Karen Millen Fashions is a UK-headquartered international women’s fashion brand that trades in 65 countries. In 2005 it began selling two versions of a striped shirt and a black knit top in Ireland. Dunnes, an Irish fashion retailer, purchased examples of these garments and had copies made. The copies were being sold in Dunnes’ stores by late 2006.
In early 2007, Karen Millen Fashions brought proceedings against Dunnes in the High Court of Ireland, claiming that the copies infringed its unregistered Community design rights in the garments. The High Court upheld Karen Millen Fashions’ action and Dunnes appealed to the Irish Supreme Court.
Whilst acknowledging that it had engaged in copying, Dunnes disputed that Karen Millen Fashions was the owner of unregistered Community design rights in the garments because, first, the garments did not have individual character and, second, even if they did, Karen Millen Fashions had not proven that as a matter of fact.
The Irish Supreme Court stayed the proceedings and referred the following questions to the CJEU:
- When assessing the individual character of a design, is it appropriate to consider whether its overall impression differs from that produced by a combination of features taken from a number of earlier designs?
- When assessing the validity of an unregistered Community design, is the owner required to prove, as a matter of fact, that it has individual character?
The CJEU made the following rulings:
- For a design to have individual character, the overall impression it produces must be different from that produced by one or more designs taken individually, not by a combination of features taken in isolation and drawn from a number of earlier designs.
- For an unregistered Community design to be valid, the owner is not required to prove that it has individual character. The owner need only indicate the elements of the design which, in his or her view, give rise to individual character.
The ruling of the CJEU is favourable to those in the fashion industry. It makes it easier for designers to enforce their unregistered Community design rights against third parties, which is particularly helpful in the fashion world where designs often have a short life-span.
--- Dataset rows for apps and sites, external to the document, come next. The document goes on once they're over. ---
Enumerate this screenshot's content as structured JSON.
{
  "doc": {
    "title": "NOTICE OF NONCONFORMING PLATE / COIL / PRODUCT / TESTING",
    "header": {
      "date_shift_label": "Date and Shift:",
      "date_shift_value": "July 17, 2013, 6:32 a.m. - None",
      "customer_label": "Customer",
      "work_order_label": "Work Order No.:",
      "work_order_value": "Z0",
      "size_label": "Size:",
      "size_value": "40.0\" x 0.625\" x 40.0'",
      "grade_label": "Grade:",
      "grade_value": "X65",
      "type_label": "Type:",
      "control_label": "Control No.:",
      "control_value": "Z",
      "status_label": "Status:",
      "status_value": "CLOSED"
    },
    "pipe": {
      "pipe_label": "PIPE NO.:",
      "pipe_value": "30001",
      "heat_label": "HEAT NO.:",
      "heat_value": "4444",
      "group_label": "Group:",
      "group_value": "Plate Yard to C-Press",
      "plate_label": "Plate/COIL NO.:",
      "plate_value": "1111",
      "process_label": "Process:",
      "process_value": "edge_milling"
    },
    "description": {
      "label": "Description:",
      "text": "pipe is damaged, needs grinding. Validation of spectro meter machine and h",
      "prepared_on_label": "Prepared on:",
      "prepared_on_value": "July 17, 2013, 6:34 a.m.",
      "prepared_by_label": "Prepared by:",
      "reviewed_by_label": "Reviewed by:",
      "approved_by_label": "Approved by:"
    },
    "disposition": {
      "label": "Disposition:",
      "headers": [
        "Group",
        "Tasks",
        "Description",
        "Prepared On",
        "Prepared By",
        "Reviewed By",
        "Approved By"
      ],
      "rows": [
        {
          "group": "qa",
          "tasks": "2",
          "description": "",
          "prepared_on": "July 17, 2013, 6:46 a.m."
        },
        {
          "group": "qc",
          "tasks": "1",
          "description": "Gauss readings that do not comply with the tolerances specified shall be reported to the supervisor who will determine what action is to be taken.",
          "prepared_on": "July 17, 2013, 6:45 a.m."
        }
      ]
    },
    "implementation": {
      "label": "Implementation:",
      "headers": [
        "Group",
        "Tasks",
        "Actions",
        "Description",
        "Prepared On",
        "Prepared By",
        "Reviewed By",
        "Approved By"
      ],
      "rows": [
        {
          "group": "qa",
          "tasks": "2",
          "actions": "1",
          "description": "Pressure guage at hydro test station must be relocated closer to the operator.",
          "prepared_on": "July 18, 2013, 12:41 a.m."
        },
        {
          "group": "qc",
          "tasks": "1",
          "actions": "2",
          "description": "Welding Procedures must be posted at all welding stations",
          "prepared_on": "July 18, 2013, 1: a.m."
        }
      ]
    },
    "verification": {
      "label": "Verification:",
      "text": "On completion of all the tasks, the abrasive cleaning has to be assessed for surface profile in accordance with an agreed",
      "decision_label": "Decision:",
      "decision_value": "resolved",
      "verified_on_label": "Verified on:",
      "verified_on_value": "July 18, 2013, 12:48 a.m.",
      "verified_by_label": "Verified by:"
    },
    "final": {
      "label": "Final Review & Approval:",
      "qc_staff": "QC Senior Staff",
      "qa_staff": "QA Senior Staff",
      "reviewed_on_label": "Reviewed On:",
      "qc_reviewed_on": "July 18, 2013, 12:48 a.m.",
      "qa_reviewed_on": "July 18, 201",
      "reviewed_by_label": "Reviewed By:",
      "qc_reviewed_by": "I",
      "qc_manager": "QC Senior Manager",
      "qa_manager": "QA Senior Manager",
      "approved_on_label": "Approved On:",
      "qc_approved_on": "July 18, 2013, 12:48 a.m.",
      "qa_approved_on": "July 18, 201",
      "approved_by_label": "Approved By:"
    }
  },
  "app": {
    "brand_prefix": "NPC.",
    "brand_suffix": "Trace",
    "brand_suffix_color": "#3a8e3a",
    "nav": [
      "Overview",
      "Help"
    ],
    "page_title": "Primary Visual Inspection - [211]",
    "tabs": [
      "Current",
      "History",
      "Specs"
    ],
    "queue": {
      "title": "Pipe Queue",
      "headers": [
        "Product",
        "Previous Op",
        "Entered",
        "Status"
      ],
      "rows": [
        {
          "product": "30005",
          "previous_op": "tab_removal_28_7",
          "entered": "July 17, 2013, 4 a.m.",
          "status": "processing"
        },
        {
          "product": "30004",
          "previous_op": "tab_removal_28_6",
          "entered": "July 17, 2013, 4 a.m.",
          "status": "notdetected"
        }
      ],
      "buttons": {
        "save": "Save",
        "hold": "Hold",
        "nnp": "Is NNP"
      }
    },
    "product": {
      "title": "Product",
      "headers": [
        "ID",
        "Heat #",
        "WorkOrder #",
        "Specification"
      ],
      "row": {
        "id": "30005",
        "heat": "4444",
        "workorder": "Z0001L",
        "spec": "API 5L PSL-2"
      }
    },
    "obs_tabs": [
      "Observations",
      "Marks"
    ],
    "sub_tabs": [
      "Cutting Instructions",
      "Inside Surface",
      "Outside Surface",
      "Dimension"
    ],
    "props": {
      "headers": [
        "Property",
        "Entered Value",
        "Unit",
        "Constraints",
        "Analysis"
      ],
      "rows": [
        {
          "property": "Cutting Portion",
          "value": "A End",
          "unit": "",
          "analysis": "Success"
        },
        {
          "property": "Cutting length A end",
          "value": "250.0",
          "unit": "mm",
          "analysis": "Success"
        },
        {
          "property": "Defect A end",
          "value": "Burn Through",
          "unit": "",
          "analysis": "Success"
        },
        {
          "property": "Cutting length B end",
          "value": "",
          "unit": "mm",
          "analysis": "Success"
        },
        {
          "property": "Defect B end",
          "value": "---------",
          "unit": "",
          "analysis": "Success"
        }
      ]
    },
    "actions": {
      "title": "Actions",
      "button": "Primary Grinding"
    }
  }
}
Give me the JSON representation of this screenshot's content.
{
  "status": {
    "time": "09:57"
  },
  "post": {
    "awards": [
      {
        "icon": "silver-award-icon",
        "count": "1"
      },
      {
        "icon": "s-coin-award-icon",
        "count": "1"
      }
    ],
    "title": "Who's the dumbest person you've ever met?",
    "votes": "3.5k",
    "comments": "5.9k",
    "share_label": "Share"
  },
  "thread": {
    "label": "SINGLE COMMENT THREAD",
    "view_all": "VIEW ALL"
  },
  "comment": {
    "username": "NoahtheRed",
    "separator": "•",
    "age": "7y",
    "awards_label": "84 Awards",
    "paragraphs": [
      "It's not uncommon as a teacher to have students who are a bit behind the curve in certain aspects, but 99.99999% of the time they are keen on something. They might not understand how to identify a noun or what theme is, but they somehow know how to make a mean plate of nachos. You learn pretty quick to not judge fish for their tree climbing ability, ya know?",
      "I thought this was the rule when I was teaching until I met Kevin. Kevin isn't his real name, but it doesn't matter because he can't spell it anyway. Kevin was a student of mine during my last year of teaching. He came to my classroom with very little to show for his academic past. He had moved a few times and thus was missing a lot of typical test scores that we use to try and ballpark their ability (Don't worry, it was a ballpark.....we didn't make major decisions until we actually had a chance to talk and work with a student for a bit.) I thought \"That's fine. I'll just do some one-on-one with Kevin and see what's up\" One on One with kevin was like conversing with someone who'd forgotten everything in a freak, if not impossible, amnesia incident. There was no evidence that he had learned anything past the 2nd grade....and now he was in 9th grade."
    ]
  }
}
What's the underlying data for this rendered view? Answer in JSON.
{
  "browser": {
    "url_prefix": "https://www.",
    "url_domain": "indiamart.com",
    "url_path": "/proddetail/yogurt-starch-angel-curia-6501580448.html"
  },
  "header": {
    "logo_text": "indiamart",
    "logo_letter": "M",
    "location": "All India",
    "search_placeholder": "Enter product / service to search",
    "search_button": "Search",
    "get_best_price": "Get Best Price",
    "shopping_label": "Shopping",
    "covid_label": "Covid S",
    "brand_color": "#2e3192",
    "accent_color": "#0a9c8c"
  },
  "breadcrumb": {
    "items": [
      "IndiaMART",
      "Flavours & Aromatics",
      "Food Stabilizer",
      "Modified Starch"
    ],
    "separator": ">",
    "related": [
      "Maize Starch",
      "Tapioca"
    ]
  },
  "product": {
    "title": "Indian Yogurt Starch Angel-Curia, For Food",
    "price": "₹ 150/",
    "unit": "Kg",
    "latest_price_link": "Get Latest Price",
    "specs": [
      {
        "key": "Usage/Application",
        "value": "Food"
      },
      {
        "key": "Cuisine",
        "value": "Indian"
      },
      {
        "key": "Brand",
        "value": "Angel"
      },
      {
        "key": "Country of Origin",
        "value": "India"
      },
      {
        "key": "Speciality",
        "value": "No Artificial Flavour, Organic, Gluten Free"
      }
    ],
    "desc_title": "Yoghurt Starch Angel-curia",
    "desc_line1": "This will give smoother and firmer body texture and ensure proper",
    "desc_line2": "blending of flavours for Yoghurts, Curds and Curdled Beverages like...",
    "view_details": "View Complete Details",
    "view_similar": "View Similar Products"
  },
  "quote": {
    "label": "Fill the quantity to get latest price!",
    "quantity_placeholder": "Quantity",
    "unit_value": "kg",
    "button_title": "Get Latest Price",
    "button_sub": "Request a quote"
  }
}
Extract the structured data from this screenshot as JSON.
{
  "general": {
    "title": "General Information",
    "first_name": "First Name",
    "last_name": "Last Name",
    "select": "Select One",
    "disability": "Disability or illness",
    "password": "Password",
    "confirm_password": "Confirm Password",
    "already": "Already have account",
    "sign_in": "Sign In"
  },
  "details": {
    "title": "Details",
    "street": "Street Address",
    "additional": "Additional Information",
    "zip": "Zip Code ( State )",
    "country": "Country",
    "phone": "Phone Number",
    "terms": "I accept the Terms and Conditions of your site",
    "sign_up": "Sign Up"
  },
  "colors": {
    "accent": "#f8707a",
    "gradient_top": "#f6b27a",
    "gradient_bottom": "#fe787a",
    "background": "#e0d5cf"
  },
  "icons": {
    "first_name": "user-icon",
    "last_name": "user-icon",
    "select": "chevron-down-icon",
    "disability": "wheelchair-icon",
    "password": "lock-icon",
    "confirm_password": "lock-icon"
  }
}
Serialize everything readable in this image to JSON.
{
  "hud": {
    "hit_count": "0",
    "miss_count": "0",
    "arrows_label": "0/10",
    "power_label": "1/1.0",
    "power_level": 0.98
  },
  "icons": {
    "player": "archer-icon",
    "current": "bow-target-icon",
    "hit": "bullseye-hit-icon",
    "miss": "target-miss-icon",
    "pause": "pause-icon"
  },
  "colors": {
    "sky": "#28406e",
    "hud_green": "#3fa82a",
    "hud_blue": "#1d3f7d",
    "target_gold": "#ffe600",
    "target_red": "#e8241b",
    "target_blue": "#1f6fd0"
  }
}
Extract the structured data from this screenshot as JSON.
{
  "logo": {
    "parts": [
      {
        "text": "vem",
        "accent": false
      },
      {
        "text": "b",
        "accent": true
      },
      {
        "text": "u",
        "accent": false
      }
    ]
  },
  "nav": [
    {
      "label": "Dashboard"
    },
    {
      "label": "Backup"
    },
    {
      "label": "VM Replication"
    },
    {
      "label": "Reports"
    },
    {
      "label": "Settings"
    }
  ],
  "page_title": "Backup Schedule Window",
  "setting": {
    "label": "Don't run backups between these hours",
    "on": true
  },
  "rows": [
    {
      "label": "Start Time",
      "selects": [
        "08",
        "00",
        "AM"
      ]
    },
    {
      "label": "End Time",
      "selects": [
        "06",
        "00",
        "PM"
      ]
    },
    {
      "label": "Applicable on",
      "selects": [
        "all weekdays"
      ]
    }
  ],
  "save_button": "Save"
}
On the other hand, the CJEU’s ruling also means that fast fashion retailers who follow catwalk trends and sell look-alike items at a low price point will need to be more careful when creating their garments.